Aldous Huxley in the book, Ends and Means said, “I had motives for not wanting the world to have meaning: Consequently assumed that it had none, and was able to find satisfying reasons for this assumption. The philosopher who finds no meaning in the world is not concerned exclusively with a problem in pure metaphysics (the study of being and the origin of the cosmos); he is also concerned to prove there is no valid reason to prove he should not do as he wants to… For myself, the philosophy of meaninglessness was essentially an instrument of liberation, sexual and political.”
The above quote is probably the best explanation I have ever heard about why people do not want to become Christians. This was written by a non-Christian (obviously) as a justification of his rejection of Christianity. If everything is meaningless why not do whatever you want. If there is no superior being, with knowledge of right or wrong, why not live a life based on your own desires? If there is nothing beyond this life, why waste your time obeying rules set up by someone else thousands of years ago? If all of life is meaningless then life itself is meaningless and why not end it; either your own or someone else’s? The fact is life is not meaningless even to Huxley. According to even this small political gratification. His life had enough meaning to him that he sought to indulge himself in all sorts of ways.
Perhaps Huxley was correct though in one aspect. Solomon began Ecclesiastes with these words, “Meaningless!
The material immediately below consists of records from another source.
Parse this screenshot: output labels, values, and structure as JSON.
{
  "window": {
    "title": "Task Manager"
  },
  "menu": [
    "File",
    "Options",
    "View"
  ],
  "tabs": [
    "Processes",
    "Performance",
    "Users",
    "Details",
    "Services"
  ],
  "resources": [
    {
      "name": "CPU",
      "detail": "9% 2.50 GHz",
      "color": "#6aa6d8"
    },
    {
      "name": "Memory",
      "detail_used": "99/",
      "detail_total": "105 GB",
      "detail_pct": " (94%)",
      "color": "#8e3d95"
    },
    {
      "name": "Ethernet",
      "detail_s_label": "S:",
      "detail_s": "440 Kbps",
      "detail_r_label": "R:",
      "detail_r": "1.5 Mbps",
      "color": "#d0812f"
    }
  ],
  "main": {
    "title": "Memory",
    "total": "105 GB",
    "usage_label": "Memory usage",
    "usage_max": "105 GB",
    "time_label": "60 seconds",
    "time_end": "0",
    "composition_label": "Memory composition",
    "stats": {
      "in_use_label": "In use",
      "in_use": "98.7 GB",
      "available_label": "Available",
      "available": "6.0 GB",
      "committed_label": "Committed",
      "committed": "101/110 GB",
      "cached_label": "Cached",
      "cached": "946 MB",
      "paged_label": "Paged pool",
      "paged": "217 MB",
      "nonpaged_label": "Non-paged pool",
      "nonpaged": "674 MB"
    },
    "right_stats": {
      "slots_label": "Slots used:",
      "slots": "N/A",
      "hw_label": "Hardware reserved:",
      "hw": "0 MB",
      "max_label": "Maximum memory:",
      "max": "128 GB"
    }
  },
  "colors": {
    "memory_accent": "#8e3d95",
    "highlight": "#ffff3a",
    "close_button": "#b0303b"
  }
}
Meaningless! says the teacher. Utterly meaningless! Everything is meaningless. What does a man gain from all of his labor at which he toils under the sun?” (Eccl 1:2-3 NIV)